 #5.  There are a lot of good people in the world who will bend over backwards to help if you will let them.  I am always amazed at the people that will arrive to help a dog in need. It doesn’t seem to matter what it is that is needed, someone, (or some group of someones) will rise to the occasion.  Frequently we see a dog in need in one state and a foster home all the way across the country.  Teams of volunteers will get together to move that dog- 100 miles at a time- across the country to save their life.  Complete strangers have contributed to help get a dog a needed surgery or expensive medical treatment.  People rearrange their home and their lives to take in, not only a single foster dog, but entire litters of puppies.  And I don’t ever recall anyone being asked, someone simply communicates the need, and someone, somewhere, steps up.   It is something that we should all try to remember, especially after listening to the horrible things we see and read in the news.  Those are the anomalies- the world is filled with REALLY GOOD people.  People just like you and me.  So go out today and do some good- it makes you happy.    Me? I have to go play with that puppy before he’s gone.
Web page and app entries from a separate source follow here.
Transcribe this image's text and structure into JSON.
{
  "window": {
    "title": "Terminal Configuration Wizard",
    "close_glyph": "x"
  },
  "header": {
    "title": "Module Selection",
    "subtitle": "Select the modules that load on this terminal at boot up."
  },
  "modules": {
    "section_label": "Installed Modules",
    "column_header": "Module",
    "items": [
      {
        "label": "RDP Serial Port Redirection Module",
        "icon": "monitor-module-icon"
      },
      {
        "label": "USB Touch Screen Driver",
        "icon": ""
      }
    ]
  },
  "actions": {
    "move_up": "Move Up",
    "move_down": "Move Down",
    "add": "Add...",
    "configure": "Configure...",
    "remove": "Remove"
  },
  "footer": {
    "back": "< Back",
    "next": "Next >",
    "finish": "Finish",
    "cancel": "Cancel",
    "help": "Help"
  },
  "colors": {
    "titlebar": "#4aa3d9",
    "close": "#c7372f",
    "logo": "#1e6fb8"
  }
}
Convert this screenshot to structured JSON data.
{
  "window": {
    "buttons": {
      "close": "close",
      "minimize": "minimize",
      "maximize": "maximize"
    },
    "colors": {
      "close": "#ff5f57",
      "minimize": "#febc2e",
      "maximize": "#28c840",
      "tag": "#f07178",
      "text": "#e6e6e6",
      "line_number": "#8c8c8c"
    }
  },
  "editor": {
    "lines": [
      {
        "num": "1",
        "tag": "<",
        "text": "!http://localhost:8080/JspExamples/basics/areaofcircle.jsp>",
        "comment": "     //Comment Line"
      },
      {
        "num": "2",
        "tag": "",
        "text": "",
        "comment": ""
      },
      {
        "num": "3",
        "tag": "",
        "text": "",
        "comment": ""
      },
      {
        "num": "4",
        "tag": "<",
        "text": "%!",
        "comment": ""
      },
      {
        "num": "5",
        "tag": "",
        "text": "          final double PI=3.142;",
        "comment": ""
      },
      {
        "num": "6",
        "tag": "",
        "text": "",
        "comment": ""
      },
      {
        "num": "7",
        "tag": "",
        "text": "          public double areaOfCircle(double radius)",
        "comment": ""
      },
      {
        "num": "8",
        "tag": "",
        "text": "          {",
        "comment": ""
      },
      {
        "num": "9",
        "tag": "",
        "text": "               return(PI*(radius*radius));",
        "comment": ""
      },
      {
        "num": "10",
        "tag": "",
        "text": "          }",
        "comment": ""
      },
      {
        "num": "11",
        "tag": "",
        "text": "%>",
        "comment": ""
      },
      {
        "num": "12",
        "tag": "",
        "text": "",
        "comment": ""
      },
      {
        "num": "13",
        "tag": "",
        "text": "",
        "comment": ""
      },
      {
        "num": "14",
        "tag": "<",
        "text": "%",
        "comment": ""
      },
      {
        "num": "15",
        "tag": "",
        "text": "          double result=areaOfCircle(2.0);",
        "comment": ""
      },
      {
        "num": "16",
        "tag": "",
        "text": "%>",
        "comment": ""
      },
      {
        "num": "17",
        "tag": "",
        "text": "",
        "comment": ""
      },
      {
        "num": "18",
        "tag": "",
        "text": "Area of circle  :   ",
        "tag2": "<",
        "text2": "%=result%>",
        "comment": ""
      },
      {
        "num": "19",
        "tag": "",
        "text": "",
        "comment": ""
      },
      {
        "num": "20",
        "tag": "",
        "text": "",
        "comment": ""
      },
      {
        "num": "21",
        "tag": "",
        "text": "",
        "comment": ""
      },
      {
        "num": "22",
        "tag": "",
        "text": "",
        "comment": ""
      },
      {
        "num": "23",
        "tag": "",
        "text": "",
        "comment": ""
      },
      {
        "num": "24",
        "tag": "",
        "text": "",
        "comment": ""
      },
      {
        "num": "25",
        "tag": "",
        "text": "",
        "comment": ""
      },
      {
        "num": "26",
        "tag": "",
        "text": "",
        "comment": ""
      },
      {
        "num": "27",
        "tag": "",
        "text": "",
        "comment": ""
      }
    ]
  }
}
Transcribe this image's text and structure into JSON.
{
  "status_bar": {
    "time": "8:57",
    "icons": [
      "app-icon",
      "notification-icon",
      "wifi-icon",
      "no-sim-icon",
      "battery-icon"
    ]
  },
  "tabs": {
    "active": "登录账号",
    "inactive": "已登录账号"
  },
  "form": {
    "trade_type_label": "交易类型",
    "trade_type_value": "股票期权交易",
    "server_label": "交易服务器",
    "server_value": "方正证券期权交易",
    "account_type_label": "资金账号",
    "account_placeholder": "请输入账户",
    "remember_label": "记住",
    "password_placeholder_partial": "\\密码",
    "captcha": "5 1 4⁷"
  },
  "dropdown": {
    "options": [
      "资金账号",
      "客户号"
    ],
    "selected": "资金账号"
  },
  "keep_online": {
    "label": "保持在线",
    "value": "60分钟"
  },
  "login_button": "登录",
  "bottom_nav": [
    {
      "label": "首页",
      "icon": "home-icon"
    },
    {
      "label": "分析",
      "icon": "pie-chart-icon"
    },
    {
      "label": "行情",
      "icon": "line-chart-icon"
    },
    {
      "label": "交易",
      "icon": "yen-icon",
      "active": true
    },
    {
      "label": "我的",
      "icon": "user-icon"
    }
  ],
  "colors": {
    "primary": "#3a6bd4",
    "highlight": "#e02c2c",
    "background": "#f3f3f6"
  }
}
Thursday, January 10, 2013

Elderly parents...

For those of you that know me, you know that my mom recently moved to a nursing home.  While she is physically very fit for 89, her short term memory is completely gone. So every moment is filled with the same questions and stories over, and over. 
This week I saw this post on Facebook and it seems like it was written to me.  I wanted to capture it somewhere so that I remember to read it often, and I wondered if maybe someone else out there could benefit as well, so here it is:

My dear girl, the day you see I'm getting old, I ask you to please be patient, but most of all, try to understand what I'm going through. If when we talk, I repeat the same thing a thousand times, don't interrupt to say: "You said the same thing a minute ago"... Just listen, please. Try to remember the times when you were little and I would read the same story night after night until you would fall asleep.

When I don't want to take a bath, don't be mad and don't embarrass me. Remember when I had to run after you making excuses and trying to get you to take a shower when you were just a girl?

When you see how ignorant I am when it comes to new technology, give me the time to learn and don't look at me that way ... remember, honey, I patiently taught you how to do many things like eating appropriately, getting dressed, combing your hair and dealing with life's issues every day... the day you see I'm getting old, I ask you to please be patient, but most of all, try to understand what I'm going through.

If I occasionally lose track of what we're talking about, give me the time to remember, and if I can't, don't be nervous, impatient or arrogant. Just know in your heart that the most important thing for me is to be with you.

And when my old, tired legs don't let me move as quickly as before, give me your hand the same way that I offered mine to you when you first walked. When those days come, don't feel sad... just be with me, and understand me while I get to the end of my life with love. I'll cherish and thank you for the gift of time and joy we shared. With a big smile and the huge love I've always had for you, I just want to say, I love you ... my darling daughter.